PROBLEM TO WORK ON:
Could the records be returned exactly, with the pictures left out?

Page and application data records:

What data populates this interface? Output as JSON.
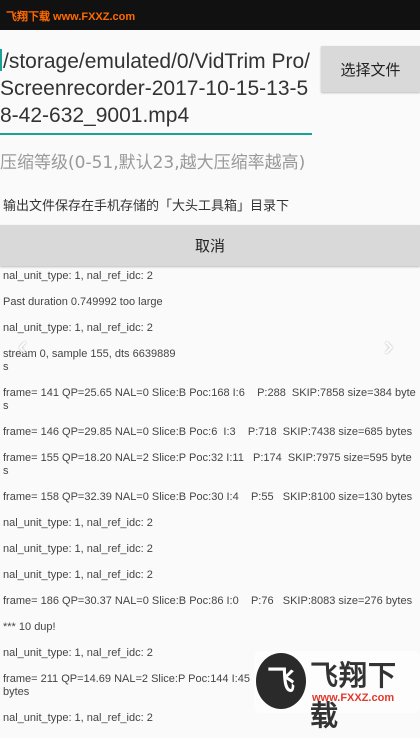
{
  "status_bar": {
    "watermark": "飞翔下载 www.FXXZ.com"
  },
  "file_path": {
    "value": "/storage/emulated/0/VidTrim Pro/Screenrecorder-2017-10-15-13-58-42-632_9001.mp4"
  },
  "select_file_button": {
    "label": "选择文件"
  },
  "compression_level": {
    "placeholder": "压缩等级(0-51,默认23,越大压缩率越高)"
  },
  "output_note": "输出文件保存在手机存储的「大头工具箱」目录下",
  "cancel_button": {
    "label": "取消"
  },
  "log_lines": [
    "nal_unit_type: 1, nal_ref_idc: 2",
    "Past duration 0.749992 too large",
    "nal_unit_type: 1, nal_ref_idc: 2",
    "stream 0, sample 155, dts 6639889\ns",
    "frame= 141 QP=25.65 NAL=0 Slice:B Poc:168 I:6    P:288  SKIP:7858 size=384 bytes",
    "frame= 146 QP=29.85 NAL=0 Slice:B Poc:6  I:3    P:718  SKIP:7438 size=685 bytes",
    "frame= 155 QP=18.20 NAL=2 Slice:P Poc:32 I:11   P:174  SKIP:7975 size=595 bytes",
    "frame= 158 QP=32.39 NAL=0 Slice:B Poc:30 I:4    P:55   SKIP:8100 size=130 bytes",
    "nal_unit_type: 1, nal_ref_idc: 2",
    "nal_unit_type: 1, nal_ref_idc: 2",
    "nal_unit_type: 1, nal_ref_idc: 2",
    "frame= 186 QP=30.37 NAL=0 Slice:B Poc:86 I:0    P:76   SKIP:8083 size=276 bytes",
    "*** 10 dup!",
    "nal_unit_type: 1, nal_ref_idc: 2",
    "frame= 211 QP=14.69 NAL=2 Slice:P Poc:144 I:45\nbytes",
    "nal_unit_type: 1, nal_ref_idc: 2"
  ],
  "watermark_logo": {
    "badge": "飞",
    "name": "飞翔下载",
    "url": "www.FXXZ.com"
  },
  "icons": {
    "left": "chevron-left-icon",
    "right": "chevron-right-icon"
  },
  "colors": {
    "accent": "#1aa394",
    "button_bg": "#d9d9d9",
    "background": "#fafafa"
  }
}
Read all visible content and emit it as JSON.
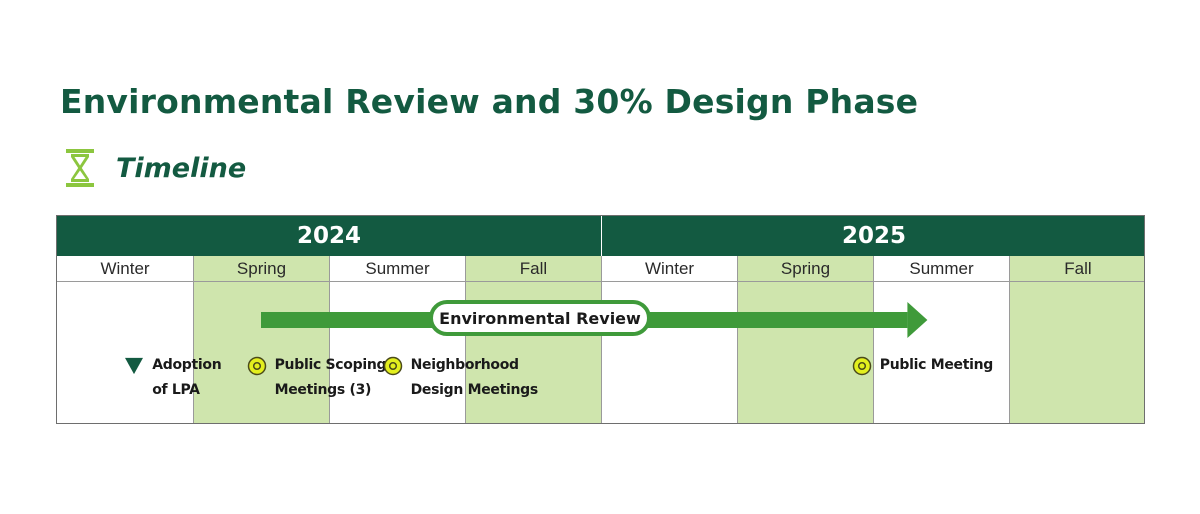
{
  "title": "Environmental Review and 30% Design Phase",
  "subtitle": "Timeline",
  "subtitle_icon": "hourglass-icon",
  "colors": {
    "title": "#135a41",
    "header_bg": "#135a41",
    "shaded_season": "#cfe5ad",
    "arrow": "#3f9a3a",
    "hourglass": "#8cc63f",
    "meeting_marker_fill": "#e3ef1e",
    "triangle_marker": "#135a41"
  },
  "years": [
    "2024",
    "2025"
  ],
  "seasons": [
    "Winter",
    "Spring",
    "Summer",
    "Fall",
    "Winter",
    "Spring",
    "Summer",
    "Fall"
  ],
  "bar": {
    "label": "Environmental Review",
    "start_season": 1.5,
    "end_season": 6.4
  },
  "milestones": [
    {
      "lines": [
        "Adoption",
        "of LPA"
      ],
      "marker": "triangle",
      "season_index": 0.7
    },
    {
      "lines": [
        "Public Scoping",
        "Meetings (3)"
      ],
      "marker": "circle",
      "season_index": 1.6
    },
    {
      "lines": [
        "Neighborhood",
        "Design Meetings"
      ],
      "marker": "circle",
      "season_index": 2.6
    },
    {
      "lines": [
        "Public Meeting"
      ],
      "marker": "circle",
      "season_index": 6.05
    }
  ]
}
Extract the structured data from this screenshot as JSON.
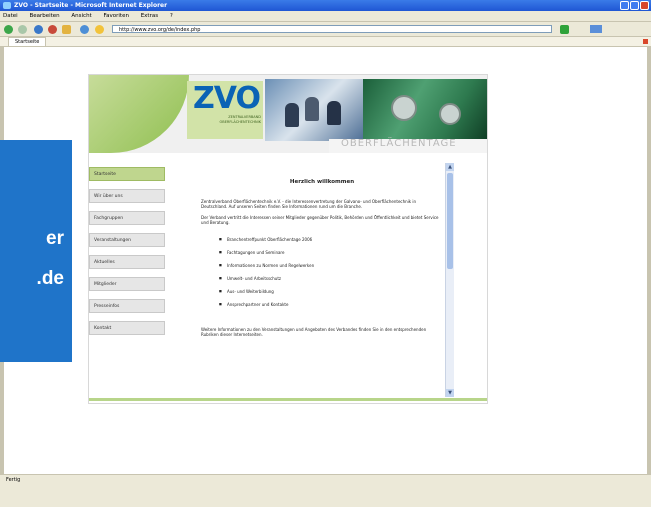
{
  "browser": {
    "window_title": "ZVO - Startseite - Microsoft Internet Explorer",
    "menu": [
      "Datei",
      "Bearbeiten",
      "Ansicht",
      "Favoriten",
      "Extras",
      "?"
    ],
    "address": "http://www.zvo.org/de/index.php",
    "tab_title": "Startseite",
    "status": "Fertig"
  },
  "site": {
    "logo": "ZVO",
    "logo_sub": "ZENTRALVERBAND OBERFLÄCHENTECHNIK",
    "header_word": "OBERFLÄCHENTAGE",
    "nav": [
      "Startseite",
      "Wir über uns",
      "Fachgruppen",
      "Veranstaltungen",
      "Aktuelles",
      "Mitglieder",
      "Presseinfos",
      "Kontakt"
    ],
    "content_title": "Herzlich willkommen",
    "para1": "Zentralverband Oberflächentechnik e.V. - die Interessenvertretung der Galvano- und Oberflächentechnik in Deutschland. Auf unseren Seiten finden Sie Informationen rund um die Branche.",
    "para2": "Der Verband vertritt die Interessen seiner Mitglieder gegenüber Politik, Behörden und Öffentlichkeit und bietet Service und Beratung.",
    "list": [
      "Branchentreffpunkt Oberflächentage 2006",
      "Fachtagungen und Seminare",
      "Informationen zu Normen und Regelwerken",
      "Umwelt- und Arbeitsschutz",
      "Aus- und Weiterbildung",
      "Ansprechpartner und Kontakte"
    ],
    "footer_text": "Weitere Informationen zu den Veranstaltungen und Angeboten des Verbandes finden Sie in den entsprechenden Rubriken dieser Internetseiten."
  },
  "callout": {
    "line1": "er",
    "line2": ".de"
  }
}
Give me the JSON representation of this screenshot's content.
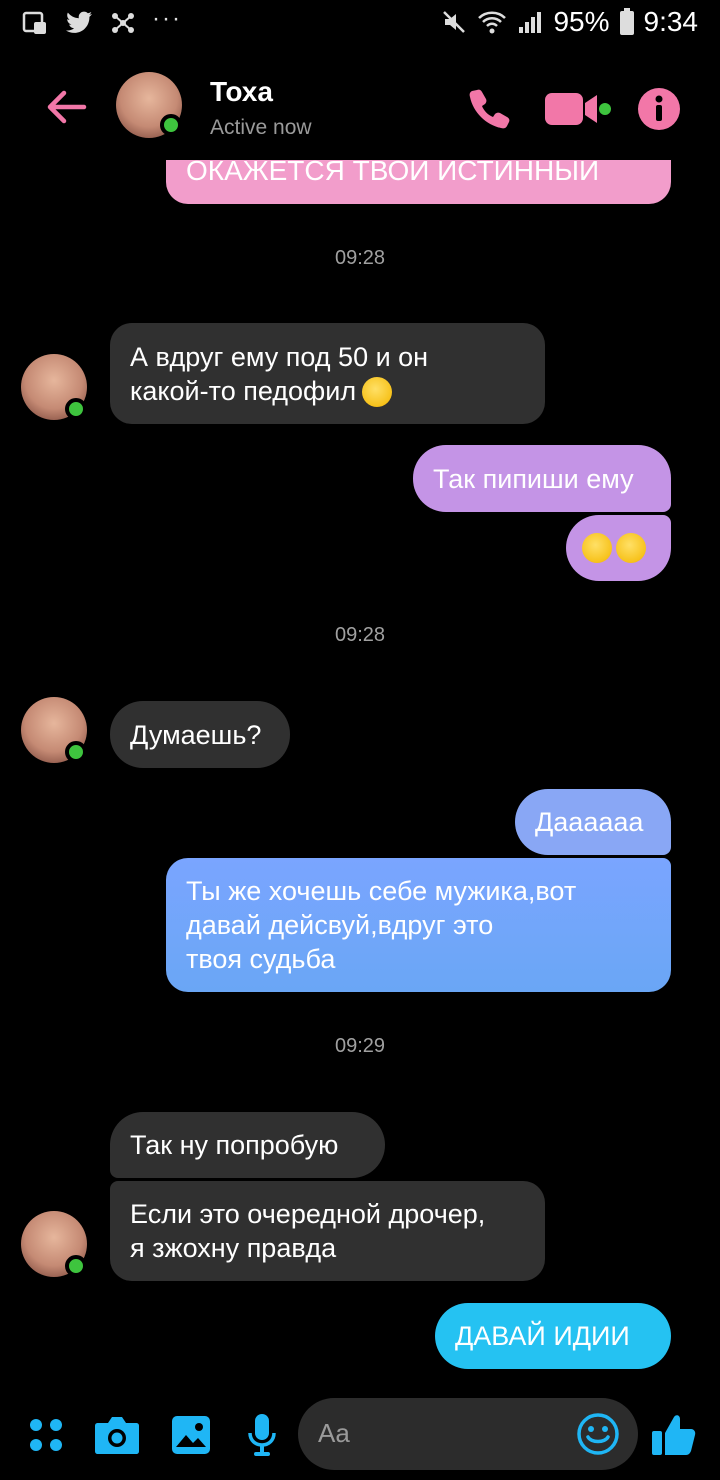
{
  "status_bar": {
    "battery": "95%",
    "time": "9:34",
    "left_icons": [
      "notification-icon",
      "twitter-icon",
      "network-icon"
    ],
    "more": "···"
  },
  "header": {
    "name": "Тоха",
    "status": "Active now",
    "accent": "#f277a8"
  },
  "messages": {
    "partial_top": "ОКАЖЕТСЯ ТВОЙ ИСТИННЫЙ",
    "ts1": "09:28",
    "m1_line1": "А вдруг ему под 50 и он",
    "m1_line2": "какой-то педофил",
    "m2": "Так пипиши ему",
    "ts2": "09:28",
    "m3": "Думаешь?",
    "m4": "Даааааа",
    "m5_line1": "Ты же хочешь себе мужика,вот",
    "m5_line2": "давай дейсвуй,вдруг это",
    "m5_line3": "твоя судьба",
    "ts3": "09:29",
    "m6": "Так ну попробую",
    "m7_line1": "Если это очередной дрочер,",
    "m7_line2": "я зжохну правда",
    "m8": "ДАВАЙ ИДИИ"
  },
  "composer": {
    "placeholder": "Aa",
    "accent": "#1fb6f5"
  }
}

TASK RESPONSE:
What data populates this interface? Output as JSON.
{
  "status_bar": {
    "watermark": "飞翔下载 www.FXXZ.com"
  },
  "file_path": {
    "value": "/storage/emulated/0/VidTrim Pro/Screenrecorder-2017-10-15-13-58-42-632_9001.mp4"
  },
  "select_file_button": {
    "label": "选择文件"
  },
  "compression_level": {
    "placeholder": "压缩等级(0-51,默认23,越大压缩率越高)"
  },
  "output_note": "输出文件保存在手机存储的「大头工具箱」目录下",
  "cancel_button": {
    "label": "取消"
  },
  "log_lines": [
    "nal_unit_type: 1, nal_ref_idc: 2",
    "Past duration 0.749992 too large",
    "nal_unit_type: 1, nal_ref_idc: 2",
    "stream 0, sample 155, dts 6639889\ns",
    "frame= 141 QP=25.65 NAL=0 Slice:B Poc:168 I:6    P:288  SKIP:7858 size=384 bytes",
    "frame= 146 QP=29.85 NAL=0 Slice:B Poc:6  I:3    P:718  SKIP:7438 size=685 bytes",
    "frame= 155 QP=18.20 NAL=2 Slice:P Poc:32 I:11   P:174  SKIP:7975 size=595 bytes",
    "frame= 158 QP=32.39 NAL=0 Slice:B Poc:30 I:4    P:55   SKIP:8100 size=130 bytes",
    "nal_unit_type: 1, nal_ref_idc: 2",
    "nal_unit_type: 1, nal_ref_idc: 2",
    "nal_unit_type: 1, nal_ref_idc: 2",
    "frame= 186 QP=30.37 NAL=0 Slice:B Poc:86 I:0    P:76   SKIP:8083 size=276 bytes",
    "*** 10 dup!",
    "nal_unit_type: 1, nal_ref_idc: 2",
    "frame= 211 QP=14.69 NAL=2 Slice:P Poc:144 I:45\nbytes",
    "nal_unit_type: 1, nal_ref_idc: 2"
  ],
  "watermark_logo": {
    "badge": "飞",
    "name": "飞翔下载",
    "url": "www.FXXZ.com"
  },
  "icons": {
    "left": "chevron-left-icon",
    "right": "chevron-right-icon"
  },
  "colors": {
    "accent": "#1aa394",
    "button_bg": "#d9d9d9",
    "background": "#fafafa"
  }
}
Read all visible content and emit it as JSON.
{
  "title": "Environmental Review and 30% Design Phase",
  "subtitle": "Timeline",
  "subtitle_icon": "hourglass-icon",
  "colors": {
    "title": "#135a41",
    "header_bg": "#135a41",
    "shaded_season": "#cfe5ad",
    "arrow": "#3f9a3a",
    "hourglass": "#8cc63f",
    "meeting_marker_fill": "#e3ef1e",
    "triangle_marker": "#135a41"
  },
  "years": [
    "2024",
    "2025"
  ],
  "seasons": [
    "Winter",
    "Spring",
    "Summer",
    "Fall",
    "Winter",
    "Spring",
    "Summer",
    "Fall"
  ],
  "bar": {
    "label": "Environmental Review",
    "start_season": 1.5,
    "end_season": 6.4
  },
  "milestones": [
    {
      "lines": [
        "Adoption",
        "of LPA"
      ],
      "marker": "triangle",
      "season_index": 0.7
    },
    {
      "lines": [
        "Public Scoping",
        "Meetings (3)"
      ],
      "marker": "circle",
      "season_index": 1.6
    },
    {
      "lines": [
        "Neighborhood",
        "Design Meetings"
      ],
      "marker": "circle",
      "season_index": 2.6
    },
    {
      "lines": [
        "Public Meeting"
      ],
      "marker": "circle",
      "season_index": 6.05
    }
  ]
}
Extract the structured data from this screenshot as JSON.
{
  "browser": {
    "window_title": "ZVO - Startseite - Microsoft Internet Explorer",
    "menu": [
      "Datei",
      "Bearbeiten",
      "Ansicht",
      "Favoriten",
      "Extras",
      "?"
    ],
    "address": "http://www.zvo.org/de/index.php",
    "tab_title": "Startseite",
    "status": "Fertig"
  },
  "site": {
    "logo": "ZVO",
    "logo_sub": "ZENTRALVERBAND OBERFLÄCHENTECHNIK",
    "header_word": "OBERFLÄCHENTAGE",
    "nav": [
      "Startseite",
      "Wir über uns",
      "Fachgruppen",
      "Veranstaltungen",
      "Aktuelles",
      "Mitglieder",
      "Presseinfos",
      "Kontakt"
    ],
    "content_title": "Herzlich willkommen",
    "para1": "Zentralverband Oberflächentechnik e.V. - die Interessenvertretung der Galvano- und Oberflächentechnik in Deutschland. Auf unseren Seiten finden Sie Informationen rund um die Branche.",
    "para2": "Der Verband vertritt die Interessen seiner Mitglieder gegenüber Politik, Behörden und Öffentlichkeit und bietet Service und Beratung.",
    "list": [
      "Branchentreffpunkt Oberflächentage 2006",
      "Fachtagungen und Seminare",
      "Informationen zu Normen und Regelwerken",
      "Umwelt- und Arbeitsschutz",
      "Aus- und Weiterbildung",
      "Ansprechpartner und Kontakte"
    ],
    "footer_text": "Weitere Informationen zu den Veranstaltungen und Angeboten des Verbandes finden Sie in den entsprechenden Rubriken dieser Internetseiten."
  },
  "callout": {
    "line1": "er",
    "line2": ".de"
  }
}
Give me the JSON representation of this screenshot's content.
{
  "status_bar": {
    "battery": "95%",
    "time": "9:34",
    "left_icons": [
      "notification-icon",
      "twitter-icon",
      "network-icon"
    ],
    "more": "···"
  },
  "header": {
    "name": "Тоха",
    "status": "Active now",
    "accent": "#f277a8"
  },
  "messages": {
    "partial_top": "ОКАЖЕТСЯ ТВОЙ ИСТИННЫЙ",
    "ts1": "09:28",
    "m1_line1": "А вдруг ему под 50 и он",
    "m1_line2": "какой-то педофил",
    "m2": "Так пипиши ему",
    "ts2": "09:28",
    "m3": "Думаешь?",
    "m4": "Даааааа",
    "m5_line1": "Ты же хочешь себе мужика,вот",
    "m5_line2": "давай дейсвуй,вдруг это",
    "m5_line3": "твоя судьба",
    "ts3": "09:29",
    "m6": "Так ну попробую",
    "m7_line1": "Если это очередной дрочер,",
    "m7_line2": "я зжохну правда",
    "m8": "ДАВАЙ ИДИИ"
  },
  "composer": {
    "placeholder": "Aa",
    "accent": "#1fb6f5"
  }
}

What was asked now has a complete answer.